Citing PatentFiling datePublication dateApplicantTitle
US4181702 *Sep 11, 1978Jan 1, 1980Fmc CorporationApparatus for controlled chlorination of water with an alkali metal dichloroisocyanurate
US4235849 *May 10, 1978Nov 25, 1980Handeland George AWater treatment in response to fluid flow
US4241025 *Aug 2, 1979Dec 23, 1980Bio-Lab, Inc.Chlorinator
US5207899 *Feb 10, 1992May 4, 1993Gregory BoyleRotating bacterial tablet dispenser for an underground wastewater denitrification system
US5318061 *Oct 13, 1992Jun 7, 1994Konica CorporationAutomatic processor for silver halide light-sensitive photographic material
US5771418 *Jun 5, 1995Jun 23, 1998Konica CorporationPhotosensitive material processing apparatus
US5873268 *Aug 28, 1997Feb 23, 1999Ecolab Inc.For dispensing a chemical product that is dissolved by a diluent
US6267496 *Dec 3, 1998Jul 31, 2001Bryan RealBeverage supply apparatus for dispensing machine

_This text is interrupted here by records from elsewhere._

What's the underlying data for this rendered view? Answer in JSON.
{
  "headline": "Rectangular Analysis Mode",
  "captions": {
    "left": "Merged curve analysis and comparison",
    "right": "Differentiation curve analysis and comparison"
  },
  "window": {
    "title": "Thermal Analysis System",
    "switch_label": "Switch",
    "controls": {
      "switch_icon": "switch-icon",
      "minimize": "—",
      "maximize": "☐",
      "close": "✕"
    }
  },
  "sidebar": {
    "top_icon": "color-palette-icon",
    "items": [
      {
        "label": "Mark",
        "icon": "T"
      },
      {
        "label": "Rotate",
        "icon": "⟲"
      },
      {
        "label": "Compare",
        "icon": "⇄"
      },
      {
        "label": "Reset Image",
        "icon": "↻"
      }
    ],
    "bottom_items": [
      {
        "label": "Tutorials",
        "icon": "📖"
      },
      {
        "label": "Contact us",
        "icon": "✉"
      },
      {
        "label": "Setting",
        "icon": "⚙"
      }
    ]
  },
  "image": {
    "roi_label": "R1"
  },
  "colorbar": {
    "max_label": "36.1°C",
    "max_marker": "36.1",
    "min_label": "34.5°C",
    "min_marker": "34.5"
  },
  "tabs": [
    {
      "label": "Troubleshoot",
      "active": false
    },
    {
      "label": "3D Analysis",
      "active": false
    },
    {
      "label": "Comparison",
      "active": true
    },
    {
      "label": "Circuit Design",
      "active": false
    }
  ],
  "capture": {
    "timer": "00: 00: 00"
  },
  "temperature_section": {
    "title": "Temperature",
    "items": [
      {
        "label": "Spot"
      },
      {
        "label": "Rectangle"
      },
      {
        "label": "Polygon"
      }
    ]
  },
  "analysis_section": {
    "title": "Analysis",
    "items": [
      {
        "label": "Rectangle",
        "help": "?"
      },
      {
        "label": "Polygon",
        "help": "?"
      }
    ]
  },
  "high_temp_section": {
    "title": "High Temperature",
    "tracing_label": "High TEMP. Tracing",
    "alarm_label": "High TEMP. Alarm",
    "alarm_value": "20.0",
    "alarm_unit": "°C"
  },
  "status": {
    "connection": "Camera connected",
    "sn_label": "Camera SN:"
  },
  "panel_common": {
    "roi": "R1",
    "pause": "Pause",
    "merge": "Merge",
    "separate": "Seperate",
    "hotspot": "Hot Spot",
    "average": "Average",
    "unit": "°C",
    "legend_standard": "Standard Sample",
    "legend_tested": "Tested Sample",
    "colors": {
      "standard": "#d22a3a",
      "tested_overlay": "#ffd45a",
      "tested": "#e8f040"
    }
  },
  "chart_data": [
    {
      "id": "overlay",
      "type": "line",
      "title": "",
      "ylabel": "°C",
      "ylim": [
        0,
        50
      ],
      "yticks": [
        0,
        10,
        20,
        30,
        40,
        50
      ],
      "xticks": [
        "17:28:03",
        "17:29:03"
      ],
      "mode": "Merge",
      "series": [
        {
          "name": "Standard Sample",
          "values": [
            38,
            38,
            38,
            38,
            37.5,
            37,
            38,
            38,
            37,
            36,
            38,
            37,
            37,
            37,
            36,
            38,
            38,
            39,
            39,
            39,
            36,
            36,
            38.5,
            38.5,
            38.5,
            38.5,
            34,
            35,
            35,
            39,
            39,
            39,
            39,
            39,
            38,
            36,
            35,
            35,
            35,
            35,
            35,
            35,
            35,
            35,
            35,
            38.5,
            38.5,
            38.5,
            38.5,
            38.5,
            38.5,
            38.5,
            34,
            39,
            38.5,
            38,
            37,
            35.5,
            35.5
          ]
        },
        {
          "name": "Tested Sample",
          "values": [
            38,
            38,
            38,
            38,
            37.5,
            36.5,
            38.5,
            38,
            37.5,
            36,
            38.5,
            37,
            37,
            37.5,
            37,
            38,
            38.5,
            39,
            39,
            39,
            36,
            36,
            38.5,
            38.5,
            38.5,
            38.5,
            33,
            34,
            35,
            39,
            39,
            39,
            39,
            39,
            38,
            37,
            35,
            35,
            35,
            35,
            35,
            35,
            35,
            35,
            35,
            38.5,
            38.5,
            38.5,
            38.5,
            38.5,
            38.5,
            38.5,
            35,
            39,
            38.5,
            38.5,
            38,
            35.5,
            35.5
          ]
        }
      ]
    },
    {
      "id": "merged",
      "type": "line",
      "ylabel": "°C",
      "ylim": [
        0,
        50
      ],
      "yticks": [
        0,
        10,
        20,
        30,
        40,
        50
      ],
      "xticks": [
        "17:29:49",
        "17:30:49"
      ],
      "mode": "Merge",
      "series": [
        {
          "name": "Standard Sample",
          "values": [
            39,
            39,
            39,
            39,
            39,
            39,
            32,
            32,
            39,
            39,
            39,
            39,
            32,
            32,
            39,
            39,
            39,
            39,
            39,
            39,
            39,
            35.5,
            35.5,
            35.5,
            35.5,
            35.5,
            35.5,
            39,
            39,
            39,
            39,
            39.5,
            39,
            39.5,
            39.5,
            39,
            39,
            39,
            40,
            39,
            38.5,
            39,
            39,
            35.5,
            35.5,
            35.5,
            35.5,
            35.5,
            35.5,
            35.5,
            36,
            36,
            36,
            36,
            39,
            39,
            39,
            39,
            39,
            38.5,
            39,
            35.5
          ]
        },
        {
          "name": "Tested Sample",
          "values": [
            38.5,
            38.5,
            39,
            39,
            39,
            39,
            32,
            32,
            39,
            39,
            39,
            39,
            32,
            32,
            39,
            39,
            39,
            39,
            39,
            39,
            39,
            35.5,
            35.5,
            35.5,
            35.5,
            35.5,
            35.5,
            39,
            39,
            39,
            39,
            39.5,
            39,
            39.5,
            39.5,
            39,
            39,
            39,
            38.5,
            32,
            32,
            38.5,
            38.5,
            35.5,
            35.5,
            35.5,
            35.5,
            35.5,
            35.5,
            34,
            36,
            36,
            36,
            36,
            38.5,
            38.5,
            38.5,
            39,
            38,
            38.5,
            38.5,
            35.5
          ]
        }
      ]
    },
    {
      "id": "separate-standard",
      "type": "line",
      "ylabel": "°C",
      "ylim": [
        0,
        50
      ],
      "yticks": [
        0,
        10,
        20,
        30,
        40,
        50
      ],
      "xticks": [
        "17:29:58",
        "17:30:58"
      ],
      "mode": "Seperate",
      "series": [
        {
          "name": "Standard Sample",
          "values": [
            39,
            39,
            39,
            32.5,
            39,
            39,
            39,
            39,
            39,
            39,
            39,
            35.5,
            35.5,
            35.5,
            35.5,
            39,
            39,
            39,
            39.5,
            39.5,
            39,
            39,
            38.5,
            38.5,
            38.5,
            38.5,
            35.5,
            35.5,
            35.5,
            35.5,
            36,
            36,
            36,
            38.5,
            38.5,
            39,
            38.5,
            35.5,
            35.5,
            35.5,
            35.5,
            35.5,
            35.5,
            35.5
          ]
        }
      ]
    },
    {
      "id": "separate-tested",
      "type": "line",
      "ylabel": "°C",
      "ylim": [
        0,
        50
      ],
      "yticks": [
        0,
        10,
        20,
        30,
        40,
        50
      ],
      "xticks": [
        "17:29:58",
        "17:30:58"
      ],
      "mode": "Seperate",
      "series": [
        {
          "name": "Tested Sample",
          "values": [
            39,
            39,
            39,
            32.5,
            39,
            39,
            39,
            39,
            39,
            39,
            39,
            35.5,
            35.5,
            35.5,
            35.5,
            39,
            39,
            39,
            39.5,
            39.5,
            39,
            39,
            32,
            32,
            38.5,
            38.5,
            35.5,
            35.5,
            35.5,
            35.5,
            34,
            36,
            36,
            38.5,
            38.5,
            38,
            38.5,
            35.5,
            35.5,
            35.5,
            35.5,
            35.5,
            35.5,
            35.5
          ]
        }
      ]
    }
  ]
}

US6726058 *Jun 20, 2002Apr 27, 2004Csp Technologies, Inc.Dispenser for solid objects
US7073209May 18, 2005Jul 11, 2006Mccormick KevinPassive sanitizing-tablet dispensing device
US7097068 *Jun 8, 2004Aug 29, 2006Ecolab Inc.Tablet dispenser with isolated delivery sensor
US8114298Aug 2, 2007Feb 14, 2012Bromine Compounds Ltd.Method, device and system for water treatment
WO2005122860A1 *Mar 28, 2005Dec 29, 2005Ecolab IncTablet dispenser with isolated delivery sensor
WO2008125744A2 *Jan 24, 2008Oct 23, 2008Ariel Philippe SabinDevice for dispensing soluble balls in toilet flushing tanks
Classifications
U.S. Classification221/268, 221/232, 422/266, 221/281
International ClassificationB65G59/06, C02F1/68
Cooperative ClassificationC02F1/687, B65G59/067, C02F2103/42
European ClassificationB65G59/06D, C02F1/68P4
Legal Events
DateCodeEventDescription
Oct 11, 1985ASAssignment
Owner name: OLIN CORPORATION, 120 LONG RIDGE ROAD, STAMFORD, C
Free format text: ASSIGNMENT OF ASSIGNORS INTEREST.;ASSIGNOR:FMC CORPORATION, 2000 MARKET STREET, PHILADELPHIA, PA., A CORP. OF DE.;REEL/FRAME:004467/0590
Effective date: 19850816